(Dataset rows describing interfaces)
▬▬▬

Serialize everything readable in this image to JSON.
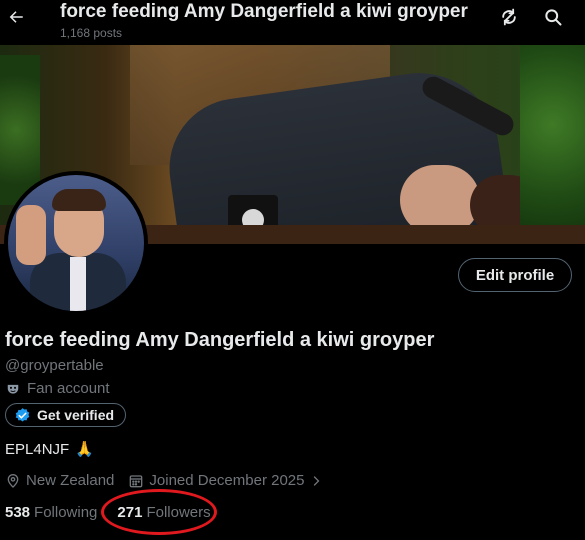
{
  "header": {
    "title": "force feeding Amy Dangerfield a kiwi groyper",
    "post_count": "1,168 posts"
  },
  "profile": {
    "display_name": "force feeding Amy Dangerfield a kiwi groyper",
    "handle": "@groypertable",
    "category": "Fan account",
    "verify_label": "Get verified",
    "bio_text": "EPL4NJF",
    "bio_emoji": "🙏",
    "location": "New Zealand",
    "joined": "Joined December 2025",
    "following_count": "538",
    "following_label": "Following",
    "followers_count": "271",
    "followers_label": "Followers",
    "edit_label": "Edit profile"
  },
  "colors": {
    "background": "#000000",
    "text_primary": "#e7e9ea",
    "text_secondary": "#71767b",
    "border": "#536471",
    "verified_blue": "#1d9bf0",
    "annotation_red": "#e0191f"
  },
  "icons": [
    "back-arrow-icon",
    "refresh-icon",
    "search-icon",
    "mask-icon",
    "verified-badge-icon",
    "location-pin-icon",
    "calendar-icon",
    "chevron-right-icon"
  ]
}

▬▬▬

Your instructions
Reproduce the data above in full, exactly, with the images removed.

Finished task
Serialize everything readable in this image to JSON.
{
  "header": {
    "title": "force feeding Amy Dangerfield a kiwi groyper",
    "post_count": "1,168 posts"
  },
  "profile": {
    "display_name": "force feeding Amy Dangerfield a kiwi groyper",
    "handle": "@groypertable",
    "category": "Fan account",
    "verify_label": "Get verified",
    "bio_text": "EPL4NJF",
    "bio_emoji": "🙏",
    "location": "New Zealand",
    "joined": "Joined December 2025",
    "following_count": "538",
    "following_label": "Following",
    "followers_count": "271",
    "followers_label": "Followers",
    "edit_label": "Edit profile"
  },
  "colors": {
    "background": "#000000",
    "text_primary": "#e7e9ea",
    "text_secondary": "#71767b",
    "border": "#536471",
    "verified_blue": "#1d9bf0",
    "annotation_red": "#e0191f"
  },
  "icons": [
    "back-arrow-icon",
    "refresh-icon",
    "search-icon",
    "mask-icon",
    "verified-badge-icon",
    "location-pin-icon",
    "calendar-icon",
    "chevron-right-icon"
  ]
}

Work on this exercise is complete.